The Press Association, an association of accredited journalists in India, has slammed the PCI for taking a “unilateral” action concerning the matter of maintaining freedom of the press in Kashmir.
PCI asked permission from the Supreme Court to intervene in the petition filed by Anuradha Bhasin, editor of Kashmir Times. This petition filed by Anuradha Bhasin demands the end of the communication blockade in Kashmir post abrogation of the Articles 370 and 35A. PCI said the media clampdown is in “national interest” backing the media clampdown in Kashmir, claiming it to be necessary to “protect the integrity and sovereignty of the nation.”
Two members of PCI, who are also the members of Press Association told The Wire, that they had in fact not even been consulted in this matter. Even though there was a meeting about the prevailing situation in Kashmir, they said that the matter of the writ petition was not even mentioned, let alone consulted with.
Jaishankar Gupta is president of the association and C.K. Nayak is the general secretary. In a written statement, they uncovered that the full council met on August 22 for the entire day but there was “no mention” of the writ petition.
They claimed that the petition filed by Anuradha Bhasin was in fact in accordance with the two main objectives of the PCI- maintaining freedom of the press, and upholding standards of journalism.
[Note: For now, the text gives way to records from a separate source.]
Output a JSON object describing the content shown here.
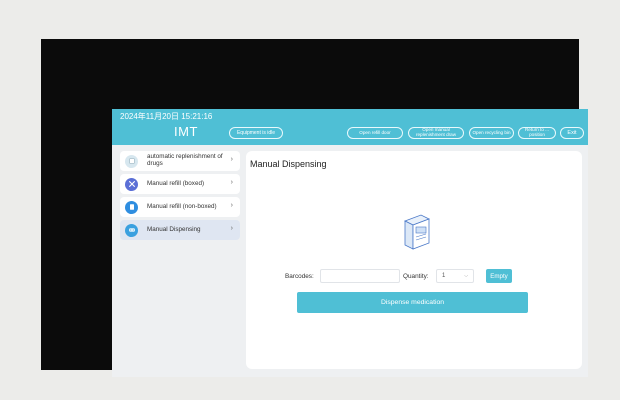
{
  "header": {
    "datetime": "2024年11月20日 15:21:16",
    "brand": "IMT",
    "status": "Equipment is idle",
    "actions": [
      {
        "label": "Open refill door"
      },
      {
        "label": "Open manual replenishment draw"
      },
      {
        "label": "Open recycling bin"
      },
      {
        "label": "Return to ... position"
      },
      {
        "label": "Exit"
      }
    ]
  },
  "sidebar": {
    "items": [
      {
        "label": "automatic replenishment of drugs",
        "icon": "drug-box-icon",
        "icon_color": "#d7e7ef"
      },
      {
        "label": "Manual refill (boxed)",
        "icon": "refill-boxed-icon",
        "icon_color": "#5b6fd6"
      },
      {
        "label": "Manual refill (non-boxed)",
        "icon": "refill-nonboxed-icon",
        "icon_color": "#2f8ee0"
      },
      {
        "label": "Manual Dispensing",
        "icon": "dispense-icon",
        "icon_color": "#3aa0df"
      }
    ],
    "active_index": 3
  },
  "main": {
    "title": "Manual Dispensing",
    "barcode_label": "Barcodes:",
    "barcode_value": "",
    "quantity_label": "Quantity:",
    "quantity_value": "1",
    "empty_label": "Empty",
    "dispense_label": "Dispense medication"
  },
  "colors": {
    "accent": "#4fbfd5",
    "bezel": "#0b0b0b",
    "panel_bg": "#ffffff",
    "screen_bg": "#eef0f2"
  }
}
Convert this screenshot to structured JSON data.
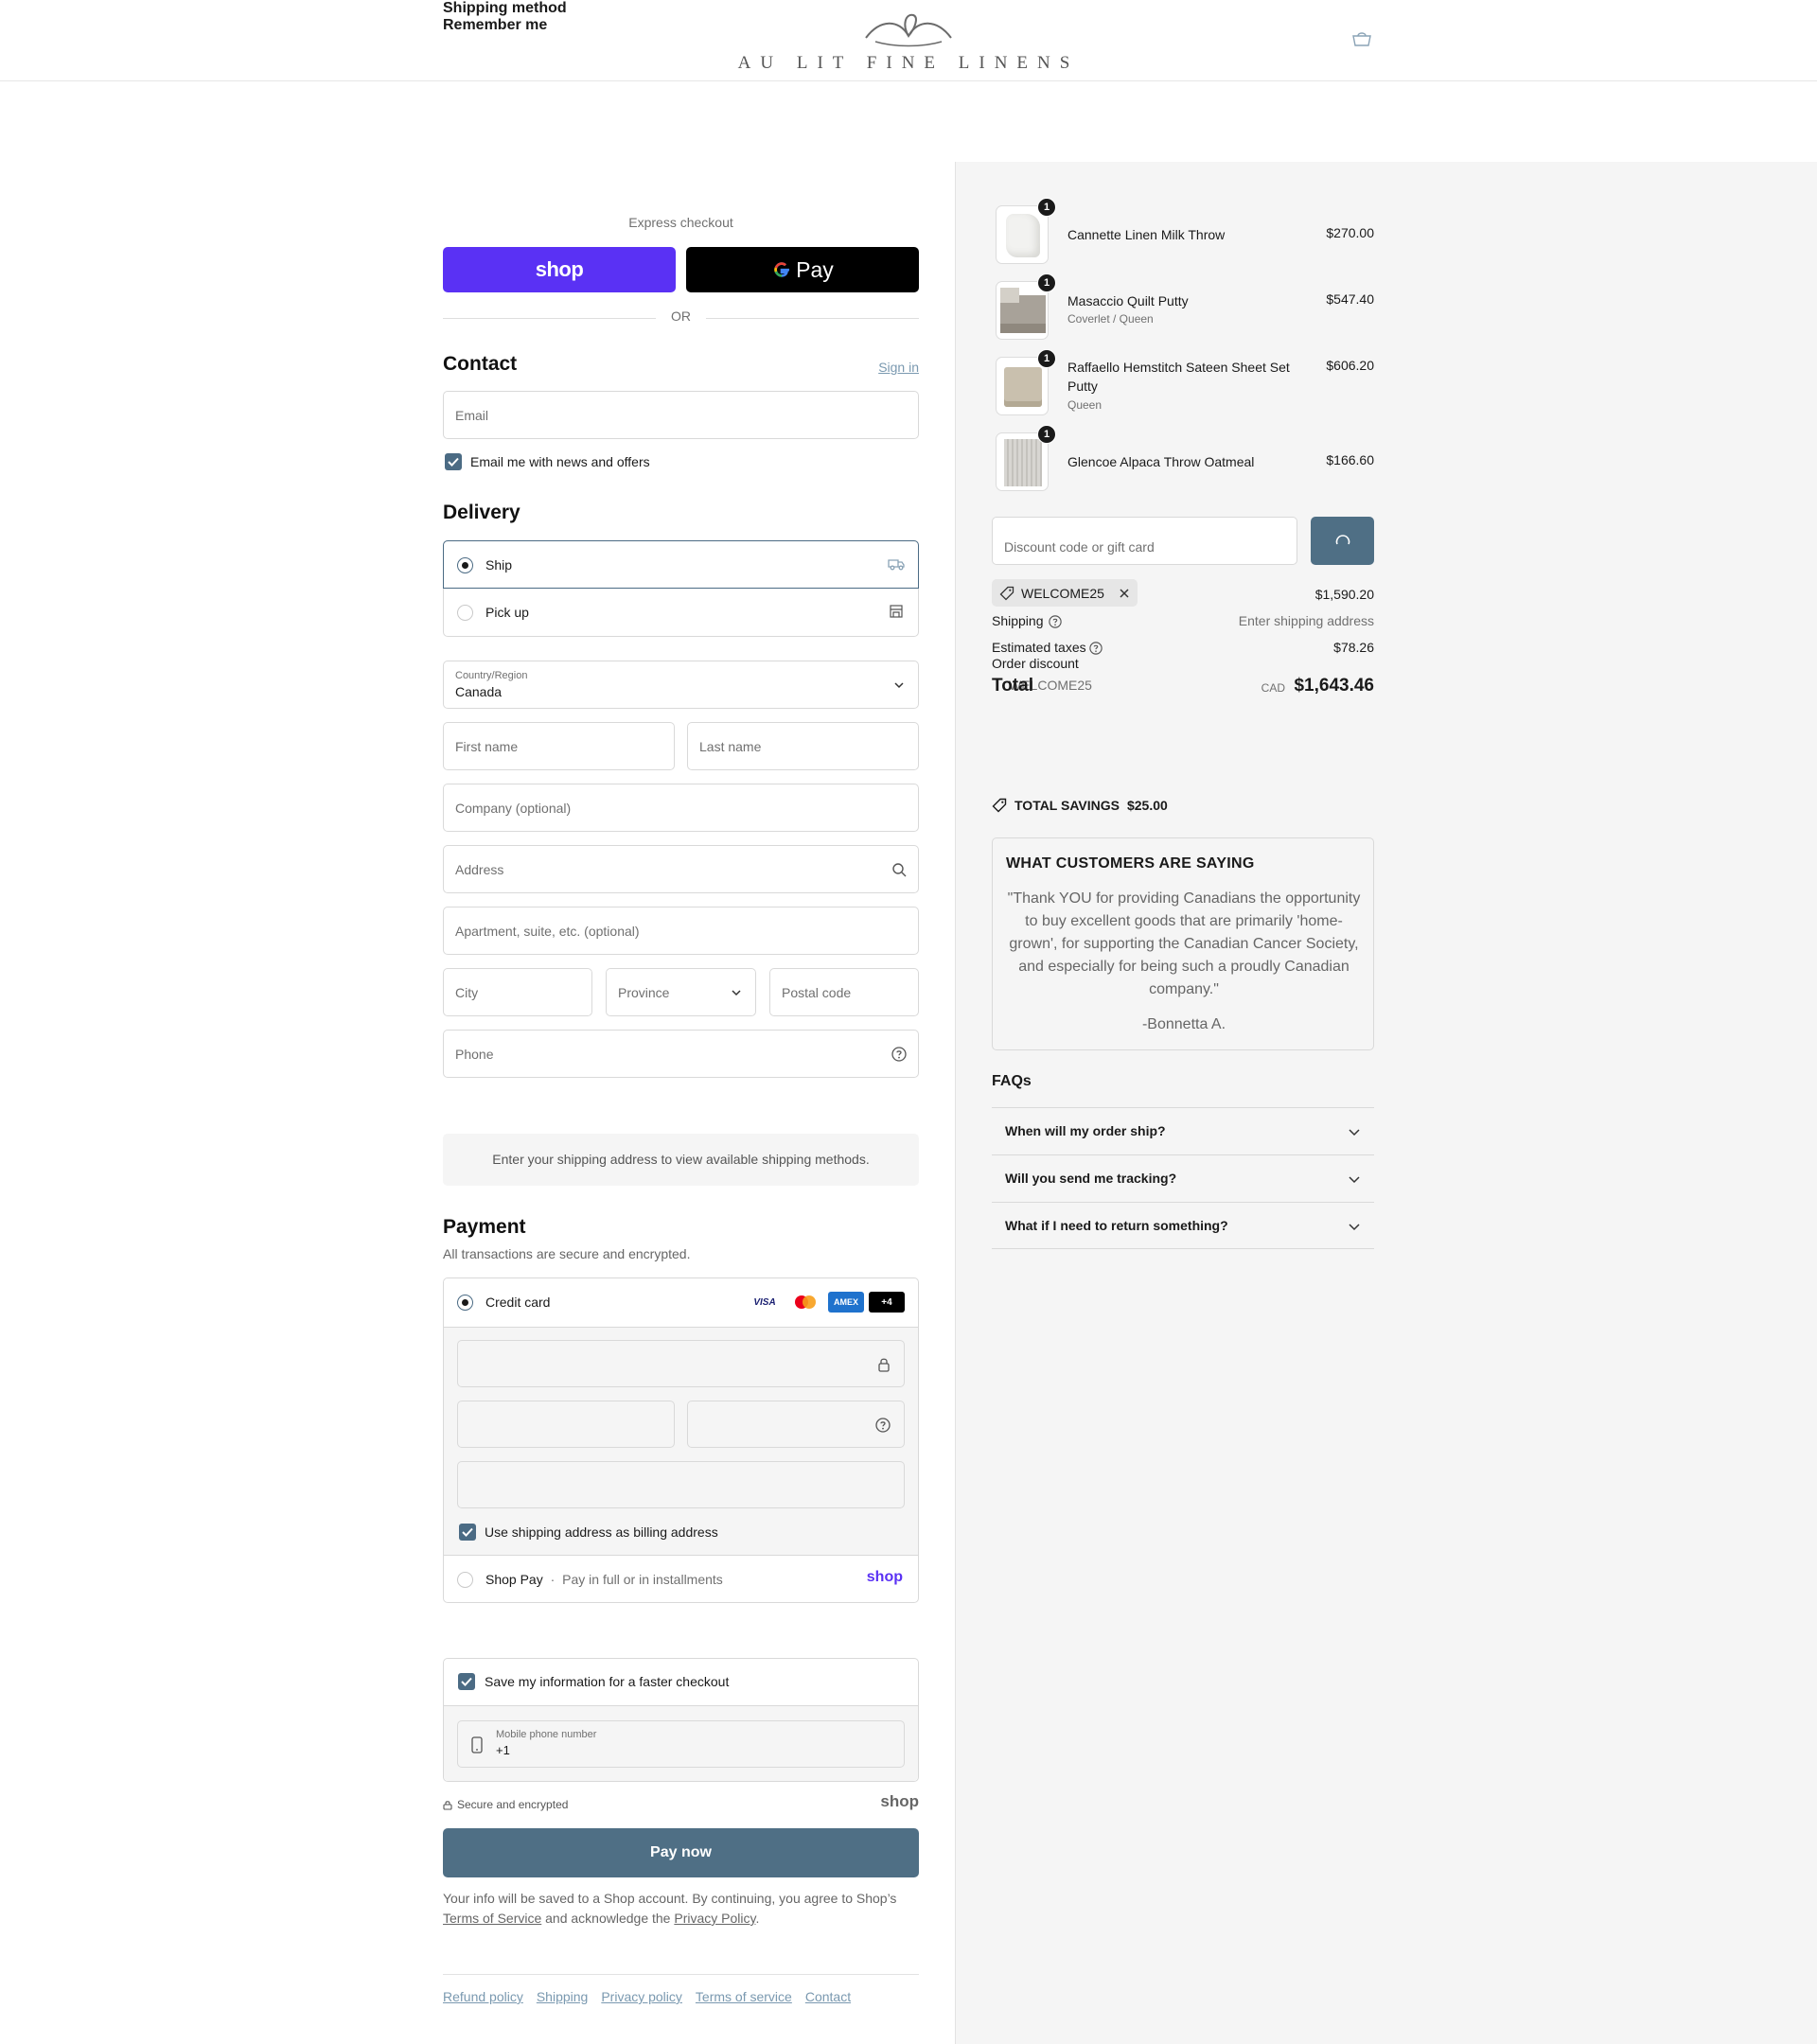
{
  "header": {
    "logo_text": "AU LIT FINE LINENS",
    "icons": {
      "logo": "flourish-logo-icon",
      "cart": "shopping-bag-icon"
    }
  },
  "express": {
    "label": "Express checkout",
    "shop_pay_label": "shop",
    "gpay_label": "Pay",
    "or": "OR"
  },
  "contact": {
    "title": "Contact",
    "sign_in": "Sign in",
    "email_placeholder": "Email",
    "news_checkbox_label": "Email me with news and offers",
    "news_checked": true
  },
  "delivery": {
    "title": "Delivery",
    "options": [
      {
        "label": "Ship",
        "selected": true,
        "icon": "truck-icon"
      },
      {
        "label": "Pick up",
        "selected": false,
        "icon": "store-icon"
      }
    ],
    "country_label": "Country/Region",
    "country_value": "Canada",
    "first_name": "First name",
    "last_name": "Last name",
    "company": "Company (optional)",
    "address": "Address",
    "apartment": "Apartment, suite, etc. (optional)",
    "city": "City",
    "province": "Province",
    "postal": "Postal code",
    "phone": "Phone"
  },
  "shipping_method": {
    "title": "Shipping method",
    "note": "Enter your shipping address to view available shipping methods."
  },
  "payment": {
    "title": "Payment",
    "subtitle": "All transactions are secure and encrypted.",
    "credit_card_label": "Credit card",
    "card_brands": [
      "VISA",
      "mastercard",
      "AMEX",
      "+4"
    ],
    "billing_checkbox_label": "Use shipping address as billing address",
    "billing_checked": true,
    "shop_pay_label": "Shop Pay",
    "shop_pay_sep": "·",
    "shop_pay_desc": "Pay in full or in installments",
    "shop_pay_logo": "shop"
  },
  "remember": {
    "title": "Remember me",
    "save_label": "Save my information for a faster checkout",
    "save_checked": true,
    "mobile_label": "Mobile phone number",
    "mobile_value": "+1",
    "secure_text": "Secure and encrypted",
    "shop_logo": "shop"
  },
  "pay_button": "Pay now",
  "legal": {
    "prefix": "Your info will be saved to a Shop account. By continuing, you agree to Shop’s ",
    "terms": "Terms of Service",
    "middle": " and acknowledge the ",
    "privacy": "Privacy Policy",
    "suffix": "."
  },
  "footer_links": [
    "Refund policy",
    "Shipping",
    "Privacy policy",
    "Terms of service",
    "Contact"
  ],
  "summary": {
    "items": [
      {
        "name": "Cannette Linen Milk Throw",
        "variant": "",
        "price": "$270.00",
        "qty": "1"
      },
      {
        "name": "Masaccio Quilt Putty",
        "variant": "Coverlet / Queen",
        "price": "$547.40",
        "qty": "1"
      },
      {
        "name": "Raffaello Hemstitch Sateen Sheet Set Putty",
        "variant": "Queen",
        "price": "$606.20",
        "qty": "1"
      },
      {
        "name": "Glencoe Alpaca Throw Oatmeal",
        "variant": "",
        "price": "$166.60",
        "qty": "1"
      }
    ],
    "discount_placeholder": "Discount code or gift card",
    "applied_code": "WELCOME25",
    "subtotal_value": "$1,590.20",
    "shipping_label": "Shipping",
    "shipping_value": "Enter shipping address",
    "taxes_label": "Estimated taxes",
    "taxes_value": "$78.26",
    "order_discount_label": "Order discount",
    "order_discount_code": "WELCOME25",
    "total_label": "Total",
    "total_currency": "CAD",
    "total_value": "$1,643.46",
    "savings_label": "TOTAL SAVINGS",
    "savings_value": "$25.00"
  },
  "testimonial": {
    "title": "WHAT CUSTOMERS ARE SAYING",
    "quote": "\"Thank YOU for providing Canadians the opportunity to buy excellent goods that are primarily 'home-grown', for supporting the Canadian Cancer Society, and especially for being such a proudly Canadian company.\"",
    "author": "-Bonnetta A."
  },
  "faqs": {
    "title": "FAQs",
    "items": [
      "When will my order ship?",
      "Will you send me tracking?",
      "What if I need to return something?"
    ]
  },
  "colors": {
    "shop_purple": "#5a31f4",
    "accent_slate": "#4f6f85",
    "link": "#7a99b0",
    "summary_bg": "#f5f5f5"
  }
}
Considering that no newspaper could function, nor any agency since August 5, the PCI should not have intervened with this petition.
Anuradha Bhasin’s petition demands the immediate relaxation of all restrictions on mobile, internet and landline services; relaxation of restrictions on the free movement of journalists and media personnel in the state.
Calling PCI’s intervention backing media limitations “a shameful abdication of its responsibilities,” Krishna Prasad had called out at the move, saying it was an irresponsible stand by the council which is intended to uphold the integrity of journalism.
“If the Press Council – set up by an act of parliament i.e. in the name of the people – sees a free and open media as a threat to the nation’s ‘sovereignty’, and if it believes readers and viewers can and ought to be kept in the dark in special situations, it is a sad day for Indian democracy, although it would not surprise anybody that things have come to such a pass,” he told The Wire on Friday.